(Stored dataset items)
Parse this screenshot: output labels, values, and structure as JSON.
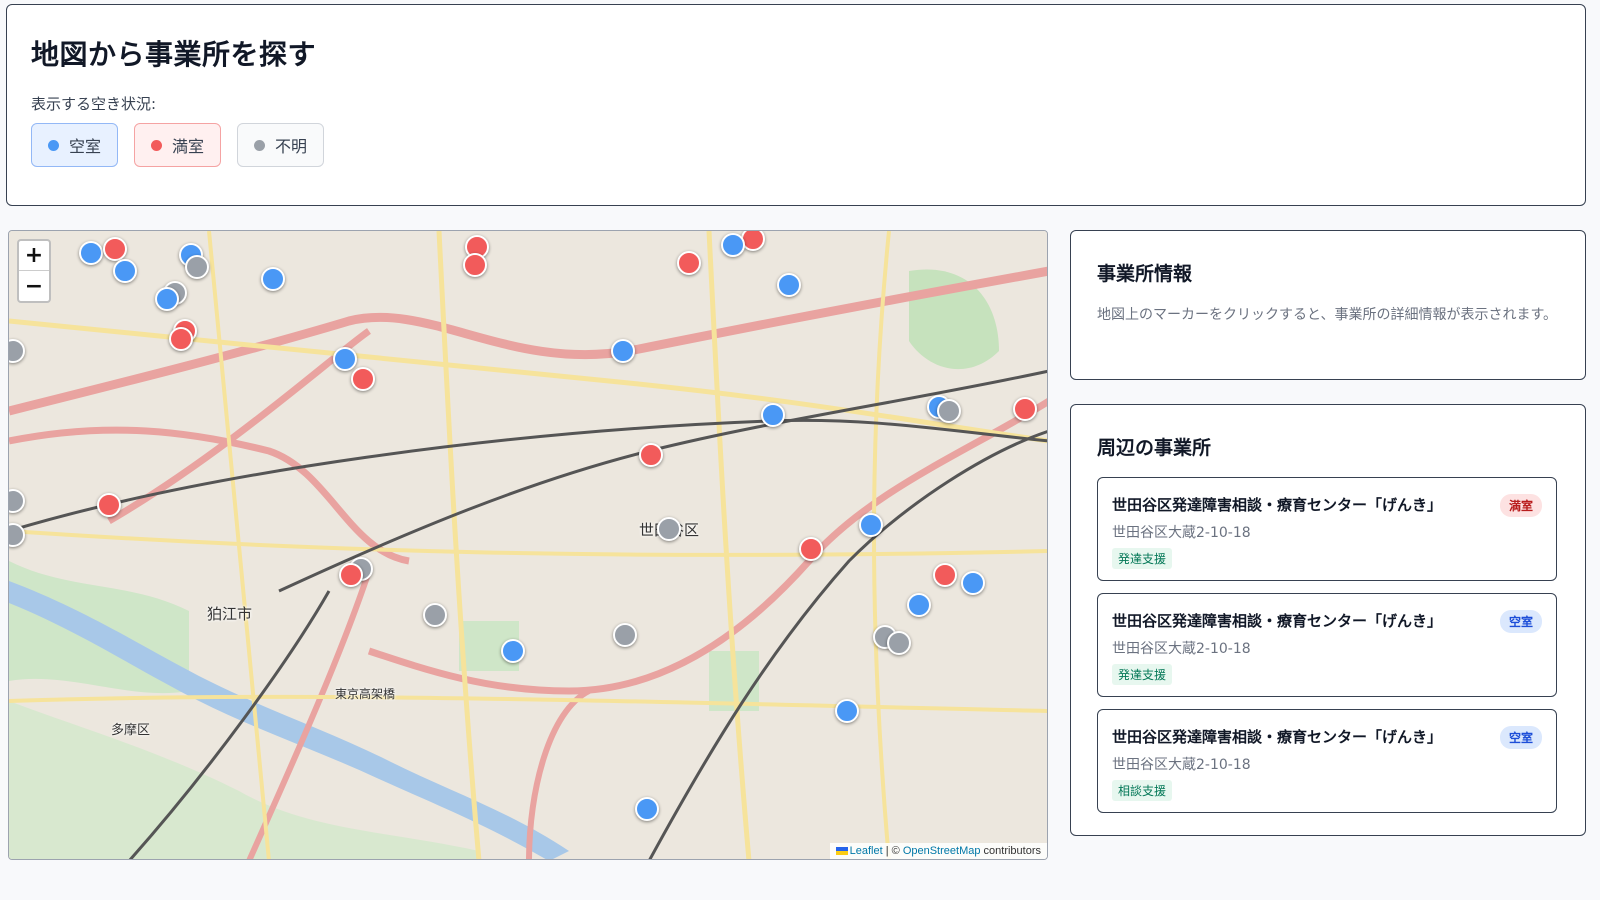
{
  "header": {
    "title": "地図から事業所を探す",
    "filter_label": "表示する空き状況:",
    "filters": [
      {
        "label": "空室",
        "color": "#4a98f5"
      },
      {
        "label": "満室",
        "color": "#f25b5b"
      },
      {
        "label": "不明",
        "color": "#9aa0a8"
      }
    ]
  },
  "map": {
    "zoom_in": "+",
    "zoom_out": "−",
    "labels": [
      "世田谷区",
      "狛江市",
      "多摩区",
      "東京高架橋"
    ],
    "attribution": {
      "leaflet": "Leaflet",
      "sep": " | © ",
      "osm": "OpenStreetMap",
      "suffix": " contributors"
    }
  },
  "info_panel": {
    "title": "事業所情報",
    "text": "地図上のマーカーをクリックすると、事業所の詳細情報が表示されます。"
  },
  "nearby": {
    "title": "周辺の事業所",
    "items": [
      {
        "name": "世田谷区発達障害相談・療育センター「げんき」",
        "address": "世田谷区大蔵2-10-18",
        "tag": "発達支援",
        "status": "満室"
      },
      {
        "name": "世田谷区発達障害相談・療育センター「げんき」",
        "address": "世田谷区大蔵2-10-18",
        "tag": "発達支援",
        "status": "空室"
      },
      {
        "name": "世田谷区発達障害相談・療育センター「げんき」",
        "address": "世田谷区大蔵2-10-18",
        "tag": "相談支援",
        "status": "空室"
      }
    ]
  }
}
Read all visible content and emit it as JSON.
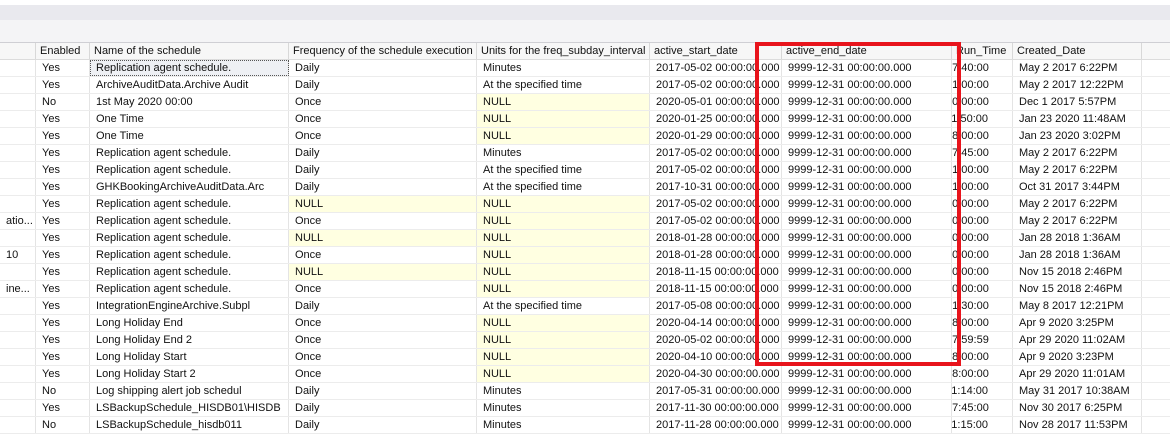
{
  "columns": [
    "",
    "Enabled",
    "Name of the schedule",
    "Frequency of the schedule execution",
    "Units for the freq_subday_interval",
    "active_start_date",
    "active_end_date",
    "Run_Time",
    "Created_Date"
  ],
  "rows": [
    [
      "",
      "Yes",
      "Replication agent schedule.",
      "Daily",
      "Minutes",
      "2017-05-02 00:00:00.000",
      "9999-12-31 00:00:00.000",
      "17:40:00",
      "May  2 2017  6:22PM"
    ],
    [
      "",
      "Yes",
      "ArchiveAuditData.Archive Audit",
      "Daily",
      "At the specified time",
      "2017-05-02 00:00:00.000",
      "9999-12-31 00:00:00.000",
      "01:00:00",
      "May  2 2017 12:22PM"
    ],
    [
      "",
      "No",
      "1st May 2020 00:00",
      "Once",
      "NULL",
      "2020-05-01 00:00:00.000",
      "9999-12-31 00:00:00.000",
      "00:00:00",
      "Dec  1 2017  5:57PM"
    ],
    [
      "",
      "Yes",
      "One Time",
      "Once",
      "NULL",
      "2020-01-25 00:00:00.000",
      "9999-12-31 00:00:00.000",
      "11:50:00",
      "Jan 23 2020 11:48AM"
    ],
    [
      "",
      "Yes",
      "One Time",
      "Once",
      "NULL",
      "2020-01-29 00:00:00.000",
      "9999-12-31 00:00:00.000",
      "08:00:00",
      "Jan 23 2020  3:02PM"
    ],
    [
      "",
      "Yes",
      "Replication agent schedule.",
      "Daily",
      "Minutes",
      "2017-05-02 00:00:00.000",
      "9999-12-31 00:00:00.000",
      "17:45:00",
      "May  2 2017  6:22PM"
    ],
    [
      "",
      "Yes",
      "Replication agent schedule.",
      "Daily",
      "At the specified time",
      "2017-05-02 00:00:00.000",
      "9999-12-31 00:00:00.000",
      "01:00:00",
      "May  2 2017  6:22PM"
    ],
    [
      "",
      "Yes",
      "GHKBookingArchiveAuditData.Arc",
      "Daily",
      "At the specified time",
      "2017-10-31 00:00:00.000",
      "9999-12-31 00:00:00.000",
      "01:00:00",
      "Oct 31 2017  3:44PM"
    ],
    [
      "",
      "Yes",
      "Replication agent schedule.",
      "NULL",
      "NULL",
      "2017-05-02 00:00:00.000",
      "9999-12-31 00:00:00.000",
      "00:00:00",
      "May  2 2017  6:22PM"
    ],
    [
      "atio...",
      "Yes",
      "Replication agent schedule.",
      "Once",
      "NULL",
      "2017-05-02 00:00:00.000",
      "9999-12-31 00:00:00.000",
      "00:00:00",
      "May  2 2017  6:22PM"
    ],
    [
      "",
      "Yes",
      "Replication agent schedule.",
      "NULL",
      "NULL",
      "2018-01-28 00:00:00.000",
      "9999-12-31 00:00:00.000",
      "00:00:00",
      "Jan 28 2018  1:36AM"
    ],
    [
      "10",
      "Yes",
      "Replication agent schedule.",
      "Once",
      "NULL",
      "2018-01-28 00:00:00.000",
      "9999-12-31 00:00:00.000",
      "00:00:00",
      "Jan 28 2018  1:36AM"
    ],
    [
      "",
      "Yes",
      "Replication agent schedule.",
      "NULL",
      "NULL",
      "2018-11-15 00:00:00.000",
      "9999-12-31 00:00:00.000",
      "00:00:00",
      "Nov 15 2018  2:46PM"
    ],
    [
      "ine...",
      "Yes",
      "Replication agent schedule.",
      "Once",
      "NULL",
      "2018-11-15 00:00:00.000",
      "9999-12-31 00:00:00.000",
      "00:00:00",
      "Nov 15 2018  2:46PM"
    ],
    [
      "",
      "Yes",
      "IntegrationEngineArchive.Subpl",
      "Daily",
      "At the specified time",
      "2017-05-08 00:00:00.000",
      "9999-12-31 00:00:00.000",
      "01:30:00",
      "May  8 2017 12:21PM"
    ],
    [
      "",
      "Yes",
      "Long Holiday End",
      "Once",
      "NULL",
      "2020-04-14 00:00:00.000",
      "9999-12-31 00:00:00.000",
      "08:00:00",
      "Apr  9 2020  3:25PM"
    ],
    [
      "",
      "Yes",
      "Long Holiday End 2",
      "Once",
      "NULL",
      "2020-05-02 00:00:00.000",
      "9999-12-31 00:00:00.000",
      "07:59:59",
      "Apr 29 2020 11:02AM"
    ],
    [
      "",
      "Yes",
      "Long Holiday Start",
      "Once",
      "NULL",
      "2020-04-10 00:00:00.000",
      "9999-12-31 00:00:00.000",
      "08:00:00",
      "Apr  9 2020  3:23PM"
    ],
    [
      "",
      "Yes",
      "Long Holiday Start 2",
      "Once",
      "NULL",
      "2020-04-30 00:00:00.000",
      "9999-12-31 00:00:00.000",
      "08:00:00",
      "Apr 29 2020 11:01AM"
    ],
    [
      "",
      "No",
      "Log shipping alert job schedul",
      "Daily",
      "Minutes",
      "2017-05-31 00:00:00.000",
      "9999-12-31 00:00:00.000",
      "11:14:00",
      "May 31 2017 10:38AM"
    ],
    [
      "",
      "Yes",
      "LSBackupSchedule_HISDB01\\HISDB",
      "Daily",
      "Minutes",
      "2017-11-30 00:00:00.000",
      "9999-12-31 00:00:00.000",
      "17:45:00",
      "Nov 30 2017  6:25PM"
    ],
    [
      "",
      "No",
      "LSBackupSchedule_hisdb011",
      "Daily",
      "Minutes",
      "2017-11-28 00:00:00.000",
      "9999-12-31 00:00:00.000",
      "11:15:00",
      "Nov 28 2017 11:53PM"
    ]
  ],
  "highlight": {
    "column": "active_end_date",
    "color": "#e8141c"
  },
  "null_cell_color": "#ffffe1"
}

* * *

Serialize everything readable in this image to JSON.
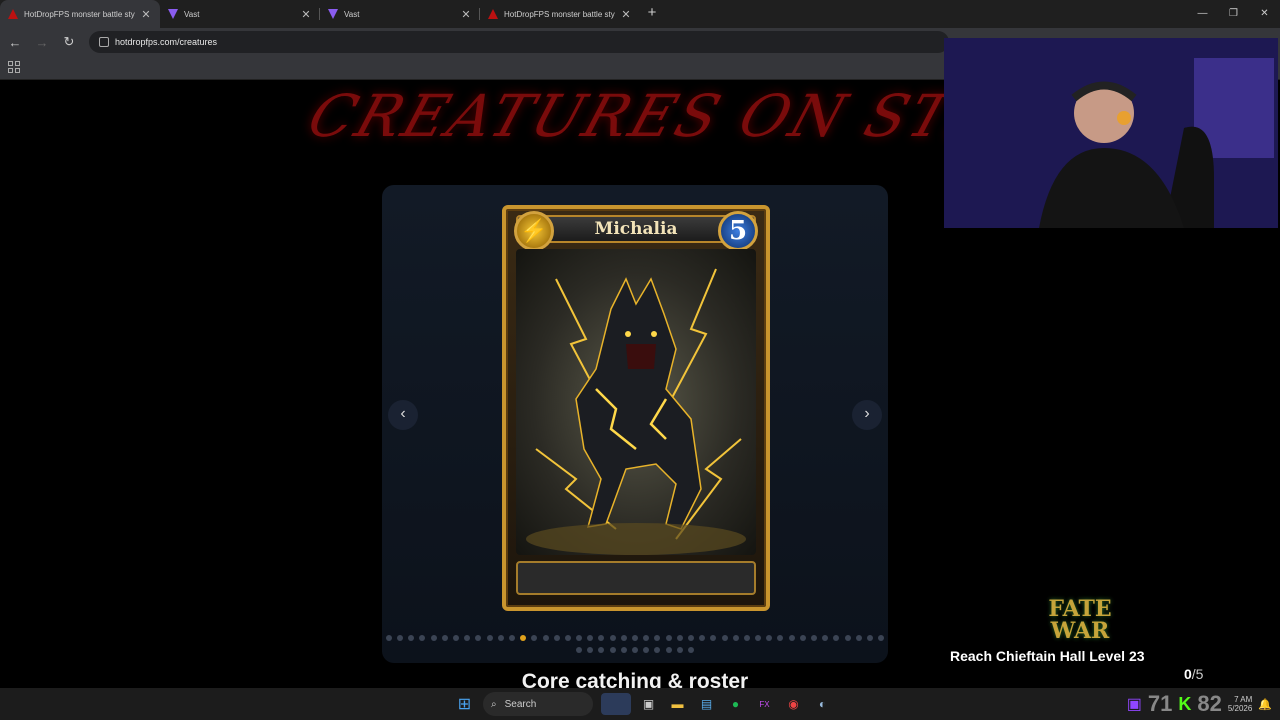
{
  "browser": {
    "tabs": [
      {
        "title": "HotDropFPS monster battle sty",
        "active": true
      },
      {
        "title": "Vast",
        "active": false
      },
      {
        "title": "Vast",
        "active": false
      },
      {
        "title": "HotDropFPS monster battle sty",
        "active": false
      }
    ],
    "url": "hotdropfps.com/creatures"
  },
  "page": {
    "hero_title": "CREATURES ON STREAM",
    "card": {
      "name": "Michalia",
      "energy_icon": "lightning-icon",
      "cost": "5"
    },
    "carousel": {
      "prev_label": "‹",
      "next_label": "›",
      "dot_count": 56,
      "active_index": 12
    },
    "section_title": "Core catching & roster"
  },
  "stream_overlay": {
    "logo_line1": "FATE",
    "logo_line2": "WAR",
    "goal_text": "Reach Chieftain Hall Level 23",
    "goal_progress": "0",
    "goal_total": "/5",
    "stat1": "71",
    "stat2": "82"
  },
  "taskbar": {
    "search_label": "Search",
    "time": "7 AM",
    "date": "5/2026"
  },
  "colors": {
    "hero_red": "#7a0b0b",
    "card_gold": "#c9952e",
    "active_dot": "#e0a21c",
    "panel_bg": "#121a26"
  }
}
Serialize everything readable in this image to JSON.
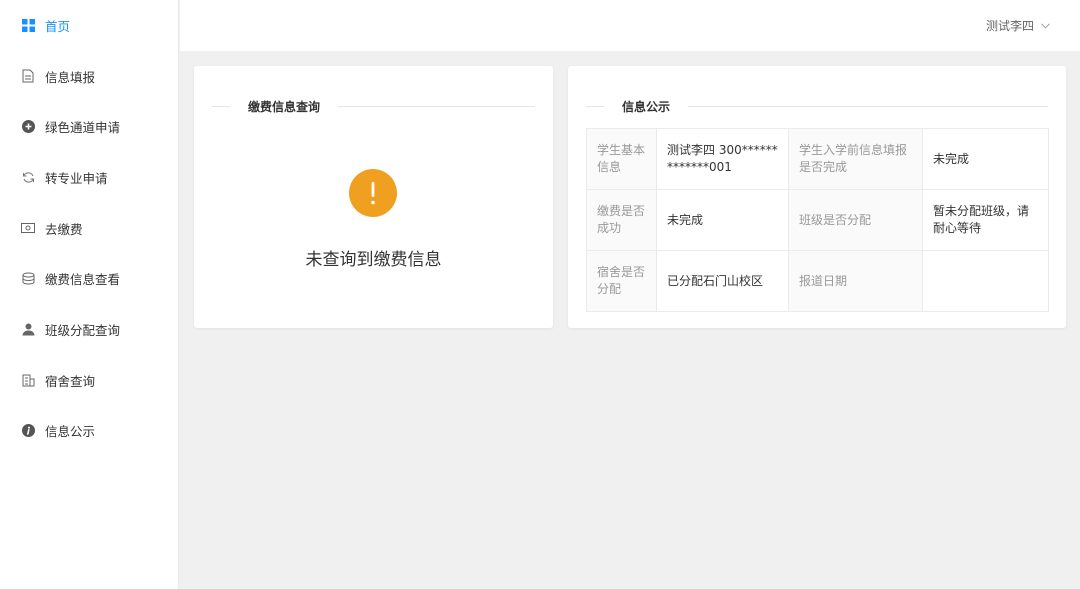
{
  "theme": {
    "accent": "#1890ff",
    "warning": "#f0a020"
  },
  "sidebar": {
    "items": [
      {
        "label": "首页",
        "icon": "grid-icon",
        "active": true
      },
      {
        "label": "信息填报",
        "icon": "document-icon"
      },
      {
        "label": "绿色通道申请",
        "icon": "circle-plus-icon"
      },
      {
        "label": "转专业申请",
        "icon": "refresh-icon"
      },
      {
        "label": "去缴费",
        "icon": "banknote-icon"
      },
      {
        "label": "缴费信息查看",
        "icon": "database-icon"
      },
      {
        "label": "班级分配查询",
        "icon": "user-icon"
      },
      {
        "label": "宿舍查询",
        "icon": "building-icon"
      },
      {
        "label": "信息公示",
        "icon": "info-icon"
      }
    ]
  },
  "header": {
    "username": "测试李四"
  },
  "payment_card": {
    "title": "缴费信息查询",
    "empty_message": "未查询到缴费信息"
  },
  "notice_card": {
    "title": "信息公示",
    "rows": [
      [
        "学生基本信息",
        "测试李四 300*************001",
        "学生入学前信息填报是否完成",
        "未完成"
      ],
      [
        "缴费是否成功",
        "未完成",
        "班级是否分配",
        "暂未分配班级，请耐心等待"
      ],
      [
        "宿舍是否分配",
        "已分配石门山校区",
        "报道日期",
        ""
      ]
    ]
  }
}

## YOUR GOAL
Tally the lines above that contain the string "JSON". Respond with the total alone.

## ANSWER FOR THIS EXERCISE
4